That’s about all I know, except that some events will take place at the McDonald’s pictured at the left.

Official seal of City of Roswell
Official seal of City of Roswell (Photo credit: Wikipedia)

Why Roswell? Because in July 1947, a press release written by the public information officer at the Roswell Army Air Field reported, under orders of his base commander, that the Army had in its possession a flying saucer that had crashed on a local ranch. The Associated Press picked up the story. The next day a second press release ordered by a higher-ranking officer stated that the flying saucer was actually just a weather balloon.

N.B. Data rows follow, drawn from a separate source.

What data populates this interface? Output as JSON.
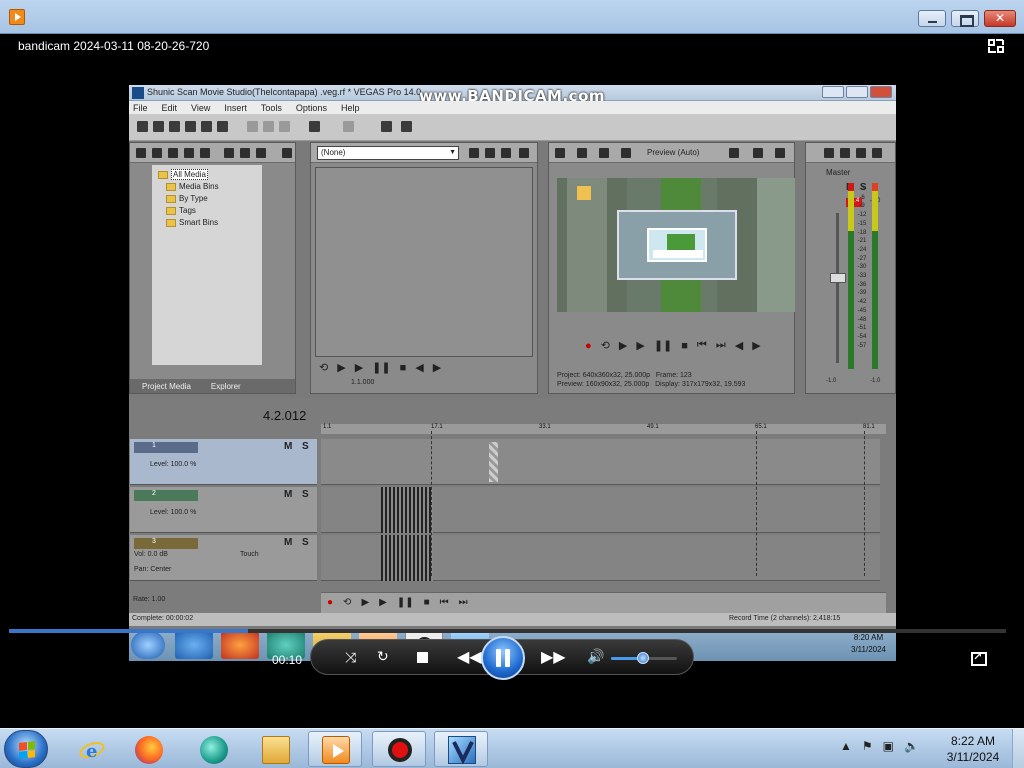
{
  "player": {
    "window_icon": "bandicam-player-icon",
    "recording_title": "bandicam 2024-03-11 08-20-26-720",
    "fullscreen_exit_icon": "collapse-icon",
    "current_time": "00:10",
    "progress_fraction": 0.24,
    "volume_fraction": 0.48,
    "controls": [
      "shuffle-icon",
      "repeat-icon",
      "stop-icon",
      "rewind-icon",
      "pause-icon",
      "fast-forward-icon",
      "volume-icon",
      "fullscreen-icon"
    ]
  },
  "capture": {
    "watermark": "www.BANDICAM.com",
    "vegas": {
      "title": "Shunic Scan Movie Studio(Thelcontapapa) .veg.rf *  VEGAS Pro 14.0",
      "menu": [
        "File",
        "Edit",
        "View",
        "Insert",
        "Tools",
        "Options",
        "Help"
      ],
      "project_media": {
        "tree": [
          "All Media",
          "Media Bins",
          "By Type",
          "Tags",
          "Smart Bins"
        ],
        "tabs": [
          "Project Media",
          "Explorer"
        ]
      },
      "trimmer": {
        "dropdown_value": "(None)",
        "timecode": "1.1.000"
      },
      "preview": {
        "mode": "Preview (Auto)",
        "project_label": "Project:",
        "project_value": "640x360x32, 25.000p",
        "preview_label": "Preview:",
        "preview_value": "160x90x32, 25.000p",
        "frame_label": "Frame:",
        "frame_value": "123",
        "display_label": "Display:",
        "display_value": "317x179x32, 19.593"
      },
      "master": {
        "label": "Master",
        "peak_left": "-6.4",
        "peak_right": "-1.0",
        "scale": [
          "-3",
          "-6",
          "-9",
          "-12",
          "-15",
          "-18",
          "-21",
          "-24",
          "-27",
          "-30",
          "-33",
          "-36",
          "-39",
          "-42",
          "-45",
          "-48",
          "-51",
          "-54",
          "-57"
        ],
        "bottom_left": "-1.0",
        "bottom_right": "-1.0"
      },
      "timeline": {
        "cursor_time": "4.2.012",
        "ruler_marks": [
          "1.1",
          "17.1",
          "33.1",
          "49.1",
          "65.1",
          "81.1"
        ],
        "tracks": [
          {
            "number": "1",
            "level_label": "Level: 100.0 %",
            "mute": "M",
            "solo": "S"
          },
          {
            "number": "2",
            "level_label": "Level: 100.0 %",
            "mute": "M",
            "solo": "S"
          },
          {
            "number": "3",
            "vol_label": "Vol:",
            "vol_value": "0.0 dB",
            "pan_label": "Pan:",
            "pan_value": "Center",
            "touch_label": "Touch",
            "mute": "M",
            "solo": "S"
          }
        ],
        "rate_label": "Rate: 1.00",
        "status_left": "Complete: 00:00:02",
        "status_right": "Record Time (2 channels): 2,418:15"
      },
      "inner_clock": {
        "time": "8:20 AM",
        "date": "3/11/2024"
      }
    }
  },
  "taskbar": {
    "apps": [
      "internet-explorer-icon",
      "firefox-icon",
      "chat-app-icon",
      "file-explorer-icon",
      "media-player-icon",
      "bandicam-icon",
      "vegas-icon"
    ],
    "clock_time": "8:22 AM",
    "clock_date": "3/11/2024"
  }
}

That might have been the end of it if civilians hadn’t found the wreckage in the first place. Witnesses told stories of four alien creatures, one of whom survived. A Roswell mortician received phone calls from the air base morgue regarding how to preserve bodies. The military asserted pressure, and witnesses stopped talking.

Around 1980, a UFO researcher discovered the incident and started looking for witnesses. He found a number of them, including the public information officer who wrote the press releases. From there, the story took off.

That’s a summary of the story as it appears on Roswell’s International UFO Museum. Other sources suggest there’s more. Or less, as the case may be. At any rate, Roswell and flying saucers are now irretrievably linked.

Hence the Roswell Cosmic-Con and Film Festival. And the screening of Invisible Men Invade Earth.

And the Davises invading Roswell.

🙂 🙂 🙂 🙂 🙂 🙂

Note: In her book Area 51, Annie Jacobsen’s history of the top-secret military base in Nevada, the author repeats a story she was told about the Roswell Incident. She states the story could not be substantiated and does not present it as fact. But starring Stalin and Dr. Mengele, it fits right in with the rest of the Roswell lore.

🙂 🙂 🙂 🙂 🙂 🙂